About 160 Britons have died at Dignitas,
about one in six of the clients of the Swiss suicide clinic in Zurich. What is
it like? London’s Daily
Mail – whose specialty is first person narratives, rather than detached
commentary – interviewed the daughter of a 74-year-old woman who died there in
2009. Rona Royle was diagnosed with motor neurone disease early in the year and
after researching the disease on the internet, decided to end her life at
She was accompanied by her daughter Karen,
her husband, Jim, who was suffering from dementia, and Karen’s partner.
The image Karen
and her partner David Sweetman cannot erase from their minds is of a ‘blue tin
shed’ on a barren industrial estate, with no views, just a scrubby patch of
garden littered with cigarette butts.
prefabricated structure was equally Spartan, with no decorations apart from two
roses, an angel-shaped candle and a silver-winged candle holder that the
Royles, at Rona’s request, had brought with them.
‘That vision of
what was little more than a blue tin shed will stay with me for the rest of my
life,’ says David, a decorator.
‘It reminded me
of a gas chamber. I felt like I was taking Rona to her execution.
‘When the taxi
turned into that industrial estate, we were so horrified I just wanted to turn
straight round and drive away. The only thing that stopped us was Rona’s
determination to go through with it. I kept asking her: “Rona, are you sure
about this?” But she never wavered. To this day, though, I can’t help but feel
guilty for taking her there.’
Rona’s suicide split the family. Her son
David could not accept the decision and is now estranged from Karen. Jim was
completely befuddled by what happened. He died of cancer several months later.

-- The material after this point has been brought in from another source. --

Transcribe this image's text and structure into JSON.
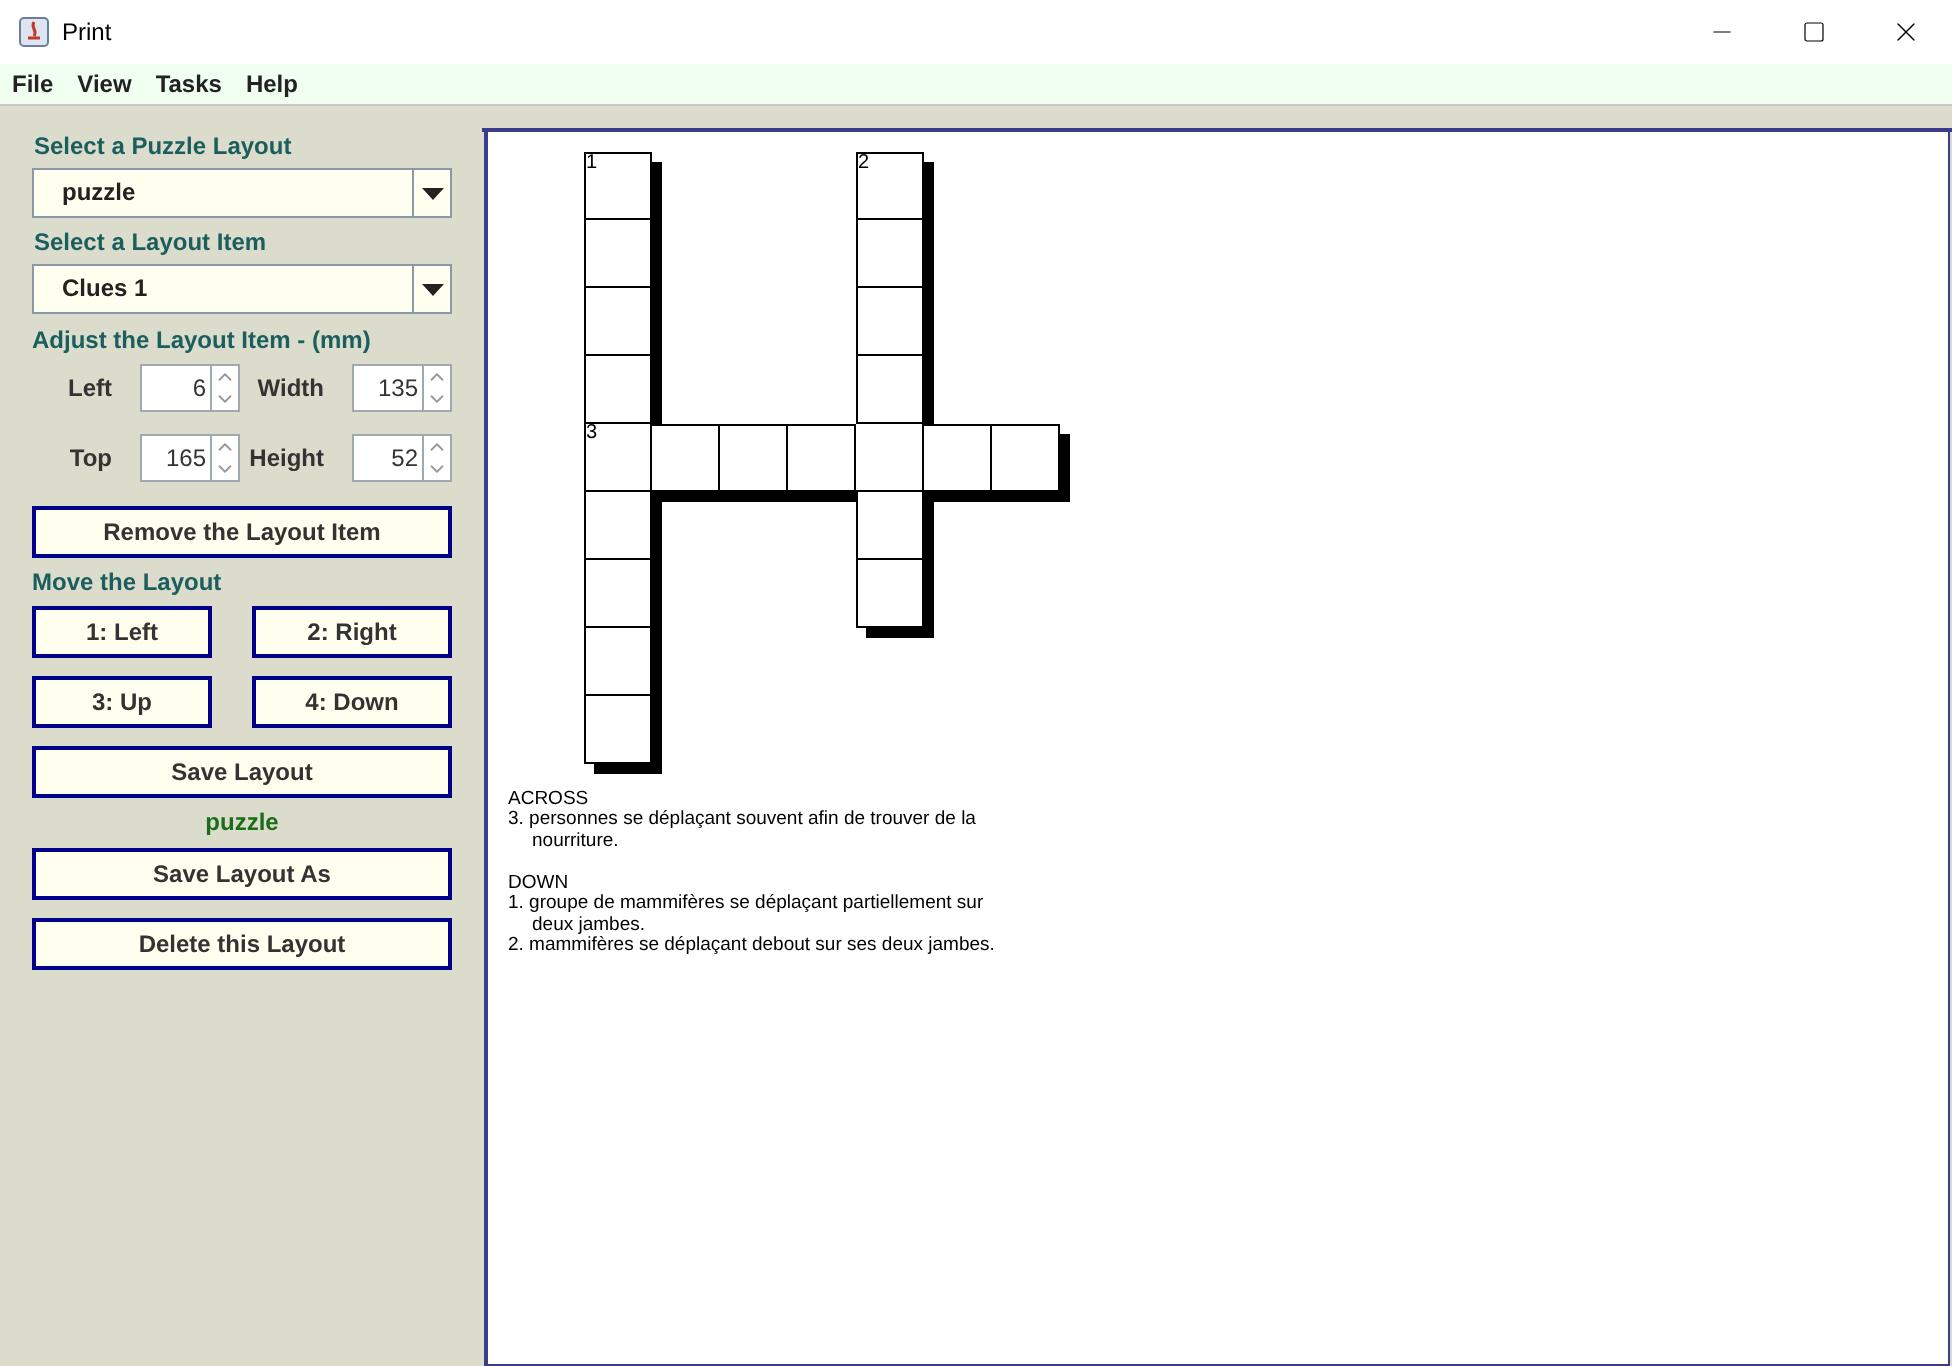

Mum, Dad had the better death, without a doubt,’ says Karen. ‘Although his body
was riddled with cancer, he died peacefully at home with us.’